Sunitinib plays an important role in managing the metastatic renal cell cancer (mRCC). Sunitinib-induced hypothyroidism is a common side-effect of the drug. There have been attempts to link hypothyroidism with a better clinical outcome in sunitinib-treated (mRCC) patients. Our aim was to relate the impact of hypothyroidism to the survival of these patients.
We have evaluated 70 patients with mRCC that received sunitinib as a first line treatment. Thyroid-stimulating hormone (TSH) was measured at baseline, after 15 days of treatment (day-15) and at the end of the second cycle (day-75). Biomarker data and correlations with response were analysed with Microsoft Excel. Comparison results from Student's t-test with a p less than 0.05 were considered statistically significant. Kaplan-Meyer and log-rank tests were performed using GraphPad Prism 5 for Windows.
Regarding the response to treatment, a progression-free survival (PFS) of 9.47 months and an overall survival (OS) of 22.03 months were demonstrated. Our data are consistent with published data by other authors. On day-15 from the beginning of the treatment an important number of patients exhibited a TSH elevation. On day-15 42.86% had a TSH over the upper normal limit and 50.0% at the end of the second cycle (day-75). TSH increased earlier in patients that exhibited an objective response (× 3.33 times the baseline values on day-15) than patients that exhibited disease stabilisation (× 2.18) or disease progression (× 1.59). Early increases in TSH were associated with a longer PFS (11.92 vs. 8.82 months, p = 0.0476) and a longer OS (3.10 vs. 1.08 years, p = 0.0011).
Early TSH-increase is associated with a clinical benefit. The patients that showed at least a twofold increase of their baseline TSH, responded to therapy by stabilisation or by regression of disease. This is the only study to our knowledge which shows that early increases - 2 weeks from starting the treatment - in TSH levels have a prognostic value. Both PFS and OS of the patients who demonstrated a higher than a twofold rise were significantly longer than the PFS and the OS of the patients that presented a lower or no TSH-increase.
BMC cancer. 2019 Apr 30*** epublish ***
Theofanis Vasileiadis, Michail Chrisofos, Michail Safioleas, Konstantinos Kontzoglou, Konstantinos Papazisis, Athina Sdrolia
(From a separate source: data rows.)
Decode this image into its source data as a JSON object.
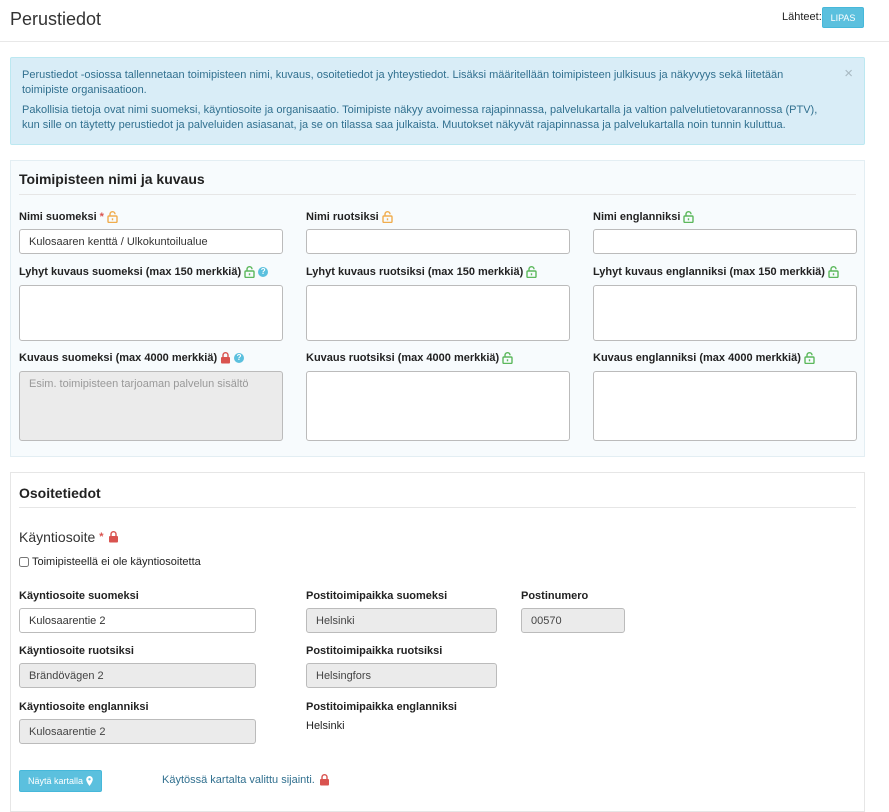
{
  "header": {
    "title": "Perustiedot",
    "sources_label": "Lähteet:",
    "sources_badge": "LIPAS"
  },
  "info": {
    "paragraph1": "Perustiedot -osiossa tallennetaan toimipisteen nimi, kuvaus, osoitetiedot ja yhteystiedot. Lisäksi määritellään toimipisteen julkisuus ja näkyvyys sekä liitetään toimipiste organisaatioon.",
    "paragraph2": "Pakollisia tietoja ovat nimi suomeksi, käyntiosoite ja organisaatio. Toimipiste näkyy avoimessa rajapinnassa, palvelukartalla ja valtion palvelutietovarannossa (PTV), kun sille on täytetty perustiedot ja palveluiden asiasanat, ja se on tilassa saa julkaista. Muutokset näkyvät rajapinnassa ja palvelukartalla noin tunnin kuluttua.",
    "close": "×"
  },
  "names_section": {
    "title": "Toimipisteen nimi ja kuvaus",
    "name_fi": {
      "label": "Nimi suomeksi",
      "required": "*",
      "value": "Kulosaaren kenttä / Ulkokuntoilualue",
      "lock": "lock-open-icon",
      "lock_color": "#f0ad4e"
    },
    "name_sv": {
      "label": "Nimi ruotsiksi",
      "value": "",
      "lock": "lock-open-icon",
      "lock_color": "#f0ad4e"
    },
    "name_en": {
      "label": "Nimi englanniksi",
      "value": "",
      "lock": "lock-open-icon",
      "lock_color": "#5cb85c"
    },
    "short_fi": {
      "label": "Lyhyt kuvaus suomeksi (max 150 merkkiä)",
      "value": "",
      "lock_color": "#5cb85c"
    },
    "short_sv": {
      "label": "Lyhyt kuvaus ruotsiksi (max 150 merkkiä)",
      "value": "",
      "lock_color": "#5cb85c"
    },
    "short_en": {
      "label": "Lyhyt kuvaus englanniksi (max 150 merkkiä)",
      "value": "",
      "lock_color": "#5cb85c"
    },
    "desc_fi": {
      "label": "Kuvaus suomeksi (max 4000 merkkiä)",
      "placeholder": "Esim. toimipisteen tarjoaman palvelun sisältö",
      "lock_color": "#d9534f"
    },
    "desc_sv": {
      "label": "Kuvaus ruotsiksi (max 4000 merkkiä)",
      "value": "",
      "lock_color": "#5cb85c"
    },
    "desc_en": {
      "label": "Kuvaus englanniksi (max 4000 merkkiä)",
      "value": "",
      "lock_color": "#5cb85c"
    }
  },
  "address_section": {
    "title": "Osoitetiedot",
    "visiting_address": {
      "label": "Käyntiosoite",
      "required": "*"
    },
    "no_address_checkbox": "Toimipisteellä ei ole käyntiosoitetta",
    "street_fi": {
      "label": "Käyntiosoite suomeksi",
      "value": "Kulosaarentie 2"
    },
    "city_fi": {
      "label": "Postitoimipaikka suomeksi",
      "value": "Helsinki"
    },
    "postal_code": {
      "label": "Postinumero",
      "value": "00570"
    },
    "street_sv": {
      "label": "Käyntiosoite ruotsiksi",
      "value": "Brändövägen 2"
    },
    "city_sv": {
      "label": "Postitoimipaikka ruotsiksi",
      "value": "Helsingfors"
    },
    "street_en": {
      "label": "Käyntiosoite englanniksi",
      "value": "Kulosaarentie 2"
    },
    "city_en": {
      "label": "Postitoimipaikka englanniksi",
      "value": "Helsinki"
    },
    "map_button": "Näytä kartalla",
    "map_note": "Käytössä kartalta valittu sijainti."
  }
}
Theagenion Cancer Hospital, Al. Symeonidi 2, 54007, Thessaloniki, Greece. ., Urology Department, Αttikon Hospital, Rimini 1, Chaidari, 124 62, Athens, Greece., 2nd Department of Propedeutic Surgery, Laiko Hospital, Agiou Thoma 17, 115 27, Athens, Greece., School of Medicine, National Kapodistrian University of Athens, 157 72, Athens, Greece., Theagenion Cancer Hospital, Al. Symeonidi 2, 54007, Thessaloniki, Greece.